Nonalcoholic fatty liver disease is definitely not unusual. It’s found in 40 percent of the overweight population and in 3 percent of those with normal weight. Carrying too much weight definitely influences its appearance.

For most, it’s a silent condition, not causing any symptoms. It does, however, raise the blood level of liver enzymes. Enzymes are proteins within cells that keep cell chemistry moving at optimal speed. When enzyme blood level rises, it indicates cell damage.

NAFLD can progress to liver inflammation, which, in turn, can progress to liver cirrhosis, so it isn’t an inconsequential condition.

Weight loss is all-important. Often, that single step corrects the problem. Quite frequently, people with NAFLD are insensitive to the action of insulin, and blood sugar is higher than it should be. Oral diabetic medicines are sometimes prescribed for those people.
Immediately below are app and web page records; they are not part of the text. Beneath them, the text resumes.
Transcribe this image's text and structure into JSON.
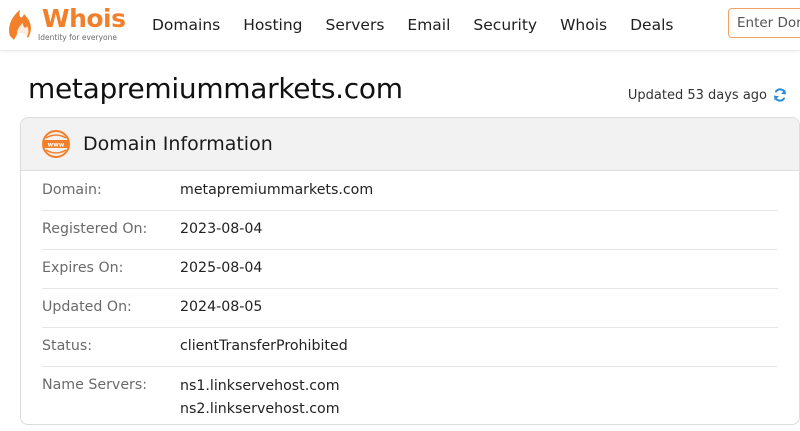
{
  "brand": {
    "name": "Whois",
    "tagline": "Identity for everyone",
    "accent_color": "#f27f29",
    "icon": "whois-flame-logo"
  },
  "nav": {
    "items": [
      {
        "label": "Domains"
      },
      {
        "label": "Hosting"
      },
      {
        "label": "Servers"
      },
      {
        "label": "Email"
      },
      {
        "label": "Security"
      },
      {
        "label": "Whois"
      },
      {
        "label": "Deals"
      }
    ]
  },
  "search": {
    "placeholder": "Enter Domain or IP",
    "value": ""
  },
  "page": {
    "title": "metapremiummarkets.com",
    "updated_text": "Updated 53 days ago",
    "refresh_icon": "refresh-icon",
    "refresh_color": "#2a8cd8"
  },
  "card": {
    "title": "Domain Information",
    "icon": "www-icon",
    "rows": [
      {
        "label": "Domain:",
        "value": "metapremiummarkets.com"
      },
      {
        "label": "Registered On:",
        "value": "2023-08-04"
      },
      {
        "label": "Expires On:",
        "value": "2025-08-04"
      },
      {
        "label": "Updated On:",
        "value": "2024-08-05"
      },
      {
        "label": "Status:",
        "value": "clientTransferProhibited"
      },
      {
        "label": "Name Servers:",
        "values": [
          "ns1.linkservehost.com",
          "ns2.linkservehost.com"
        ]
      }
    ]
  }
}
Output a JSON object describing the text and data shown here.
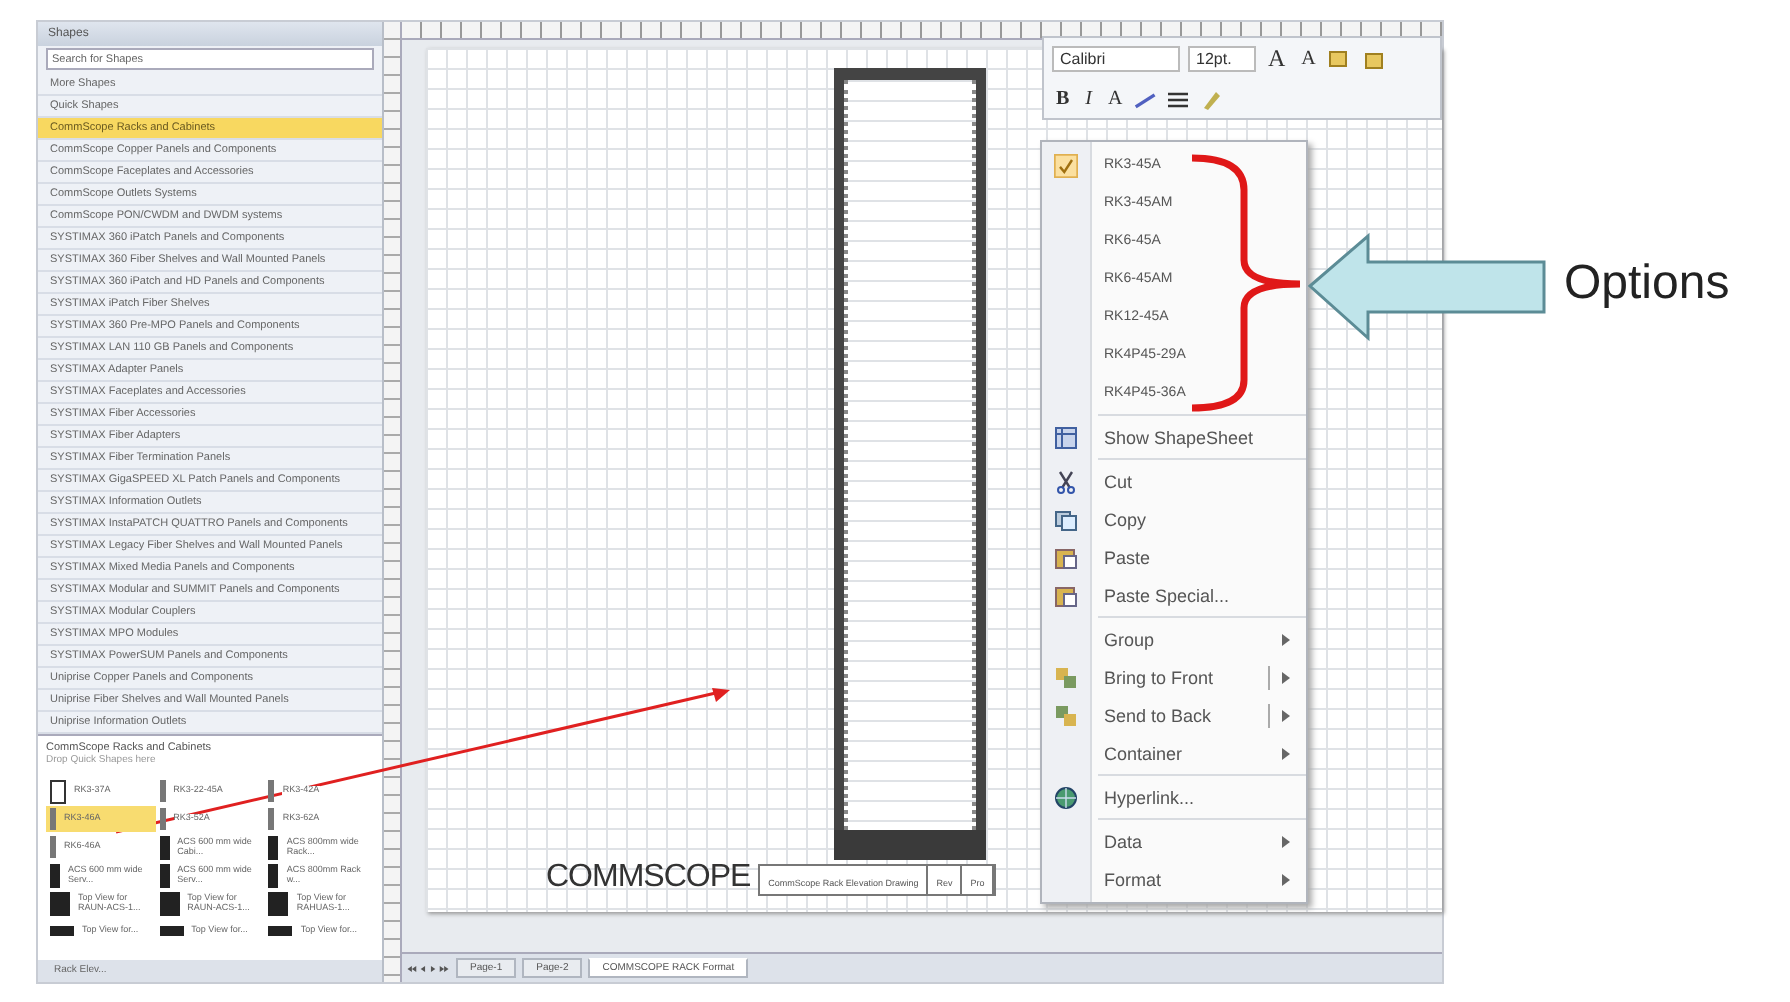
{
  "shapes_panel": {
    "title": "Shapes",
    "search": {
      "placeholder": "Search for Shapes"
    },
    "more_shapes": "More Shapes",
    "quick_shapes": "Quick Shapes",
    "stencils": [
      {
        "label": "CommScope Racks and Cabinets",
        "selected": true
      },
      {
        "label": "CommScope Copper Panels and Components",
        "selected": false
      },
      {
        "label": "CommScope Faceplates and Accessories",
        "selected": false
      },
      {
        "label": "CommScope Outlets Systems",
        "selected": false
      },
      {
        "label": "CommScope PON/CWDM and DWDM systems",
        "selected": false
      },
      {
        "label": "SYSTIMAX 360 iPatch Panels and Components",
        "selected": false
      },
      {
        "label": "SYSTIMAX 360 Fiber Shelves and Wall Mounted Panels",
        "selected": false
      },
      {
        "label": "SYSTIMAX 360 iPatch and HD Panels and Components",
        "selected": false
      },
      {
        "label": "SYSTIMAX iPatch Fiber Shelves",
        "selected": false
      },
      {
        "label": "SYSTIMAX 360 Pre-MPO Panels and Components",
        "selected": false
      },
      {
        "label": "SYSTIMAX LAN 110 GB Panels and Components",
        "selected": false
      },
      {
        "label": "SYSTIMAX Adapter Panels",
        "selected": false
      },
      {
        "label": "SYSTIMAX Faceplates and Accessories",
        "selected": false
      },
      {
        "label": "SYSTIMAX Fiber Accessories",
        "selected": false
      },
      {
        "label": "SYSTIMAX Fiber Adapters",
        "selected": false
      },
      {
        "label": "SYSTIMAX Fiber Termination Panels",
        "selected": false
      },
      {
        "label": "SYSTIMAX GigaSPEED XL Patch Panels and Components",
        "selected": false
      },
      {
        "label": "SYSTIMAX Information Outlets",
        "selected": false
      },
      {
        "label": "SYSTIMAX InstaPATCH QUATTRO Panels and Components",
        "selected": false
      },
      {
        "label": "SYSTIMAX Legacy Fiber Shelves and Wall Mounted Panels",
        "selected": false
      },
      {
        "label": "SYSTIMAX Mixed Media Panels and Components",
        "selected": false
      },
      {
        "label": "SYSTIMAX Modular and SUMMIT Panels and Components",
        "selected": false
      },
      {
        "label": "SYSTIMAX Modular Couplers",
        "selected": false
      },
      {
        "label": "SYSTIMAX MPO Modules",
        "selected": false
      },
      {
        "label": "SYSTIMAX PowerSUM Panels and Components",
        "selected": false
      },
      {
        "label": "Uniprise Copper Panels and Components",
        "selected": false
      },
      {
        "label": "Uniprise Fiber Shelves and Wall Mounted Panels",
        "selected": false
      },
      {
        "label": "Uniprise Information Outlets",
        "selected": false
      }
    ],
    "stencil_title": "CommScope Racks and Cabinets",
    "stencil_hint": "Drop Quick Shapes here",
    "masters": [
      {
        "label": "RK3-37A",
        "kind": "outline",
        "selected": false
      },
      {
        "label": "RK3-22-45A",
        "kind": "narrow",
        "selected": false
      },
      {
        "label": "RK3-42A",
        "kind": "narrow",
        "selected": false
      },
      {
        "label": "RK3-46A",
        "kind": "narrow",
        "selected": true
      },
      {
        "label": "RK3-52A",
        "kind": "narrow",
        "selected": false
      },
      {
        "label": "RK3-62A",
        "kind": "narrow",
        "selected": false
      },
      {
        "label": "RK6-46A",
        "kind": "narrow",
        "selected": false
      },
      {
        "label": "ACS 600 mm wide Cabi...",
        "kind": "solid",
        "selected": false
      },
      {
        "label": "ACS 800mm wide Rack...",
        "kind": "solid",
        "selected": false
      },
      {
        "label": "ACS 600 mm wide Serv...",
        "kind": "solid",
        "selected": false
      },
      {
        "label": "ACS 600 mm wide Serv...",
        "kind": "solid",
        "selected": false
      },
      {
        "label": "ACS 800mm Rack w...",
        "kind": "solid",
        "selected": false
      },
      {
        "label": "Top View for RAUN-ACS-1...",
        "kind": "block",
        "selected": false
      },
      {
        "label": "Top View for RAUN-ACS-1...",
        "kind": "block",
        "selected": false
      },
      {
        "label": "Top View for RAHUAS-1...",
        "kind": "block",
        "selected": false
      },
      {
        "label": "Top View for...",
        "kind": "wide",
        "selected": false
      },
      {
        "label": "Top View for...",
        "kind": "wide",
        "selected": false
      },
      {
        "label": "Top View for...",
        "kind": "wide",
        "selected": false
      }
    ],
    "footer_tab": "Rack Elev..."
  },
  "mini_toolbar": {
    "font": "Calibri",
    "size": "12pt.",
    "grow": "A",
    "shrink": "A",
    "bold": "B",
    "italic": "I",
    "font_color": "A"
  },
  "context_menu": {
    "items": [
      {
        "kind": "option",
        "label": "RK3-45A",
        "checked": true
      },
      {
        "kind": "option",
        "label": "RK3-45AM",
        "checked": false
      },
      {
        "kind": "option",
        "label": "RK6-45A",
        "checked": false
      },
      {
        "kind": "option",
        "label": "RK6-45AM",
        "checked": false
      },
      {
        "kind": "option",
        "label": "RK12-45A",
        "checked": false
      },
      {
        "kind": "option",
        "label": "RK4P45-29A",
        "checked": false
      },
      {
        "kind": "option",
        "label": "RK4P45-36A",
        "checked": false
      },
      {
        "kind": "separator"
      },
      {
        "kind": "command",
        "label": "Show ShapeSheet"
      },
      {
        "kind": "separator"
      },
      {
        "kind": "command",
        "label": "Cut"
      },
      {
        "kind": "command",
        "label": "Copy"
      },
      {
        "kind": "command",
        "label": "Paste"
      },
      {
        "kind": "command",
        "label": "Paste Special..."
      },
      {
        "kind": "separator"
      },
      {
        "kind": "submenu",
        "label": "Group",
        "split": false
      },
      {
        "kind": "submenu",
        "label": "Bring to Front",
        "split": true
      },
      {
        "kind": "submenu",
        "label": "Send to Back",
        "split": true
      },
      {
        "kind": "submenu",
        "label": "Container",
        "split": false
      },
      {
        "kind": "separator"
      },
      {
        "kind": "command",
        "label": "Hyperlink..."
      },
      {
        "kind": "separator"
      },
      {
        "kind": "submenu",
        "label": "Data",
        "split": false
      },
      {
        "kind": "submenu",
        "label": "Format",
        "split": false
      }
    ]
  },
  "drawing": {
    "logo": "COMMSCOPE",
    "title_block": [
      "CommScope Rack Elevation Drawing",
      "Rev",
      "Pro"
    ]
  },
  "page_tabs": [
    {
      "label": "Page-1",
      "selected": false
    },
    {
      "label": "Page-2",
      "selected": false
    },
    {
      "label": "COMMSCOPE RACK Format",
      "selected": true
    }
  ],
  "annotation": {
    "label": "Options"
  }
}
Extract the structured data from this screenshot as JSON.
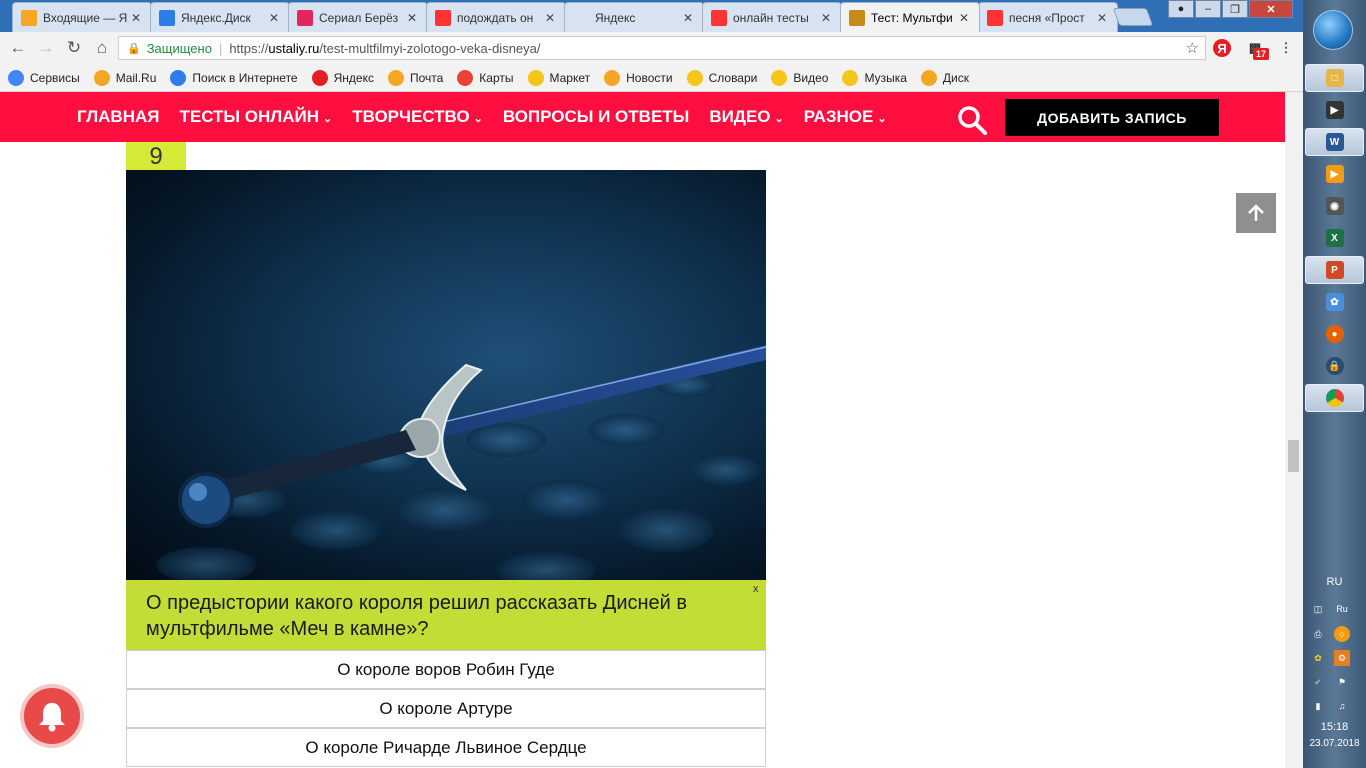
{
  "browser": {
    "tabs": [
      {
        "title": "Входящие — Я",
        "favicon": "mail-icon",
        "color": "#f5a623"
      },
      {
        "title": "Яндекс.Диск",
        "favicon": "disk-icon",
        "color": "#2b7de9"
      },
      {
        "title": "Сериал Берёз",
        "favicon": "ivi-icon",
        "color": "#e5265c"
      },
      {
        "title": "подождать он",
        "favicon": "yandex-icon",
        "color": "#ff3333"
      },
      {
        "title": "Яндекс",
        "favicon": "blank-icon",
        "color": "#d7e3f1"
      },
      {
        "title": "онлайн тесты",
        "favicon": "yandex-icon",
        "color": "#ff3333"
      },
      {
        "title": "Тест: Мультфи",
        "favicon": "site-icon",
        "color": "#c58b1a",
        "active": true
      },
      {
        "title": "песня «Прост",
        "favicon": "yandex-icon",
        "color": "#ff3333"
      }
    ],
    "address": {
      "secure_label": "Защищено",
      "url_scheme": "https://",
      "url_host": "ustaliy.ru",
      "url_path": "/test-multfilmyi-zolotogo-veka-disneya/"
    },
    "extension_badge": "17",
    "bookmarks": [
      {
        "label": "Сервисы",
        "icon": "apps-icon"
      },
      {
        "label": "Mail.Ru",
        "icon": "mailru-icon"
      },
      {
        "label": "Поиск в Интернете",
        "icon": "search-icon"
      },
      {
        "label": "Яндекс",
        "icon": "yandex-icon"
      },
      {
        "label": "Почта",
        "icon": "mail-icon"
      },
      {
        "label": "Карты",
        "icon": "google-icon"
      },
      {
        "label": "Маркет",
        "icon": "market-icon"
      },
      {
        "label": "Новости",
        "icon": "mailru-icon"
      },
      {
        "label": "Словари",
        "icon": "dictionary-icon"
      },
      {
        "label": "Видео",
        "icon": "video-icon"
      },
      {
        "label": "Музыка",
        "icon": "music-icon"
      },
      {
        "label": "Диск",
        "icon": "mailru-icon"
      }
    ]
  },
  "site": {
    "nav": [
      {
        "label": "ГЛАВНАЯ",
        "dropdown": false
      },
      {
        "label": "ТЕСТЫ ОНЛАЙН",
        "dropdown": true
      },
      {
        "label": "ТВОРЧЕСТВО",
        "dropdown": true
      },
      {
        "label": "ВОПРОСЫ И ОТВЕТЫ",
        "dropdown": false
      },
      {
        "label": "ВИДЕО",
        "dropdown": true
      },
      {
        "label": "РАЗНОЕ",
        "dropdown": true
      }
    ],
    "add_button": "ДОБАВИТЬ ЗАПИСЬ",
    "accent": "#ff0f3f"
  },
  "quiz": {
    "number": "9",
    "question": "О предыстории какого короля решил рассказать Дисней в мультфильме «Меч в камне»?",
    "close_label": "x",
    "answers": [
      "О короле воров Робин Гуде",
      "О короле Артуре",
      "О короле Ричарде Львиное Сердце"
    ]
  },
  "taskbar": {
    "lang": "RU",
    "lang_short": "Ru",
    "time": "15:18",
    "date": "23.07.2018"
  }
}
DEAR DR. DONOHUE: My sister sent me an article from her newspaper in which you answered a question about a colon cancer syndrome, called the Lynch syndrome. My maiden name is Lynch. On my father’s side, we had several cases of colon cancer. Is this the Lynch family you referred to? – K.T.

The Lynch syndrome is named after Dr. Henry T. Lynch, a cancer specialist at Creighton University Medical School in Omaha, Neb. He was the first to describe it. It also goes by the name hereditary nonpolyposis colon cancer. This kind of colon cancer appears at younger ages than the more common colon cancer, and it is found on the right side of the colon rather than its usual position on the left side. It’s suspected when three or more relatives have had colon cancer at younger ages and when one of these three relatives is a mother, father, sister or brother to another of them.

The Lynch syndrome accounts for 2 percent to 7 percent of colon cancers. Somewhere in the neighborhood of 160,000 new colon cancers occur yearly in the United States.

Readers can obtain the booklet covering colon cancer, its detection and treatment by writing: Dr. Donohue, No. 505, Box 536475, Orlando, FL 32853-6475. Enclose a check or money order (no cash) for $4.75 U.S./$6 Can. with the recipient’s printed name and address. Please allow four weeks for delivery.

DEAR DR. DONOHUE: I have been eating ice cream and cookies sweetened with Splenda for about four years, enjoying them very much and not experiencing any bad side effects. Then someone told me that Splenda is really bug poison and that it has made a lot of people sick, so I stopped using it. I have noticed no improvement, but I didn’t have anything wrong in the first place. I miss Splenda foods. What is your opinion? – N.B.

Splenda is not bug poison. It’s made from sugar. It’s a product that is 600 times sweeter than sugar. It is not absorbed, so it contributes no calories to those who eat it. It’s FDA-approved, and I trust the people at the FDA more than I trust your informant. There’s no reason for you not to use it.

Some people delight in passing on alarming information. Your “someone” has to be one of them.

Dr. Donohue regrets that he is unable to answer individual letters, but he will incorporate them in his column whenever possible. Readers may write him or request an order form of available health newsletters at P.O. Box 536475, Orlando, FL 32853-6475. Readers may also order health newsletters from

Only subscribers are eligible to post comments. Please subscribe or login first for digital access. Here’s why.

Use the form below to reset your password. When you've submitted your account email, we will send an email with a reset code.